## DIRECTIONS:
Leaving the pictures aside, repeat each line below exactly.

## EXERCISE INPUT:

::::

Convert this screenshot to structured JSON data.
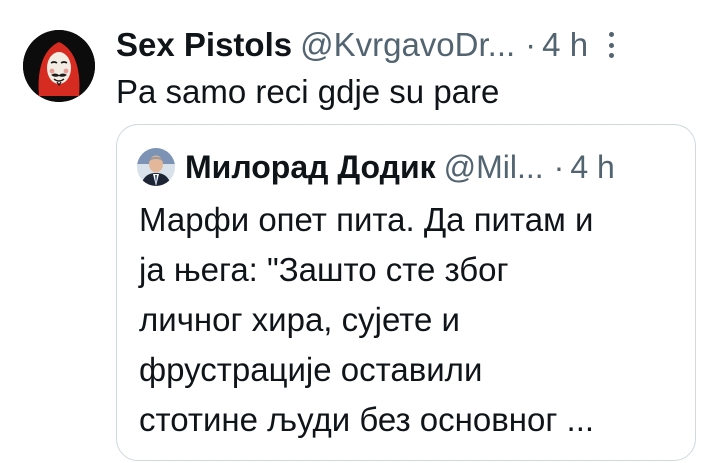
{
  "tweet": {
    "display_name": "Sex Pistols",
    "handle": "@KvrgavoDr...",
    "separator": "·",
    "time": "4 h",
    "text": "Pa samo reci gdje su pare",
    "avatar_icon": "money-heist-mask-icon",
    "more_icon": "more-options-icon"
  },
  "quote": {
    "display_name": "Милорад Додик",
    "handle": "@Mil...",
    "separator": "·",
    "time": "4 h",
    "avatar_icon": "profile-photo-icon",
    "text_lines": [
      "Марфи опет пита. Да питам и",
      "ја њега: \"Зашто сте због",
      "личног хира, сујете и",
      "фрустрације оставили",
      "стотине људи без основног ..."
    ]
  },
  "colors": {
    "text_primary": "#0f1419",
    "text_secondary": "#536471",
    "card_border": "#cfd9de",
    "avatar_bg": "#0c0c0c",
    "mask_red": "#d62b20"
  }
}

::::

## TASK OUTPUT:
Convert this screenshot to structured JSON data.
{
  "tweet": {
    "display_name": "Sex Pistols",
    "handle": "@KvrgavoDr...",
    "separator": "·",
    "time": "4 h",
    "text": "Pa samo reci gdje su pare",
    "avatar_icon": "money-heist-mask-icon",
    "more_icon": "more-options-icon"
  },
  "quote": {
    "display_name": "Милорад Додик",
    "handle": "@Mil...",
    "separator": "·",
    "time": "4 h",
    "avatar_icon": "profile-photo-icon",
    "text_lines": [
      "Марфи опет пита. Да питам и",
      "ја њега: \"Зашто сте због",
      "личног хира, сујете и",
      "фрустрације оставили",
      "стотине људи без основног ..."
    ]
  },
  "colors": {
    "text_primary": "#0f1419",
    "text_secondary": "#536471",
    "card_border": "#cfd9de",
    "avatar_bg": "#0c0c0c",
    "mask_red": "#d62b20"
  }
}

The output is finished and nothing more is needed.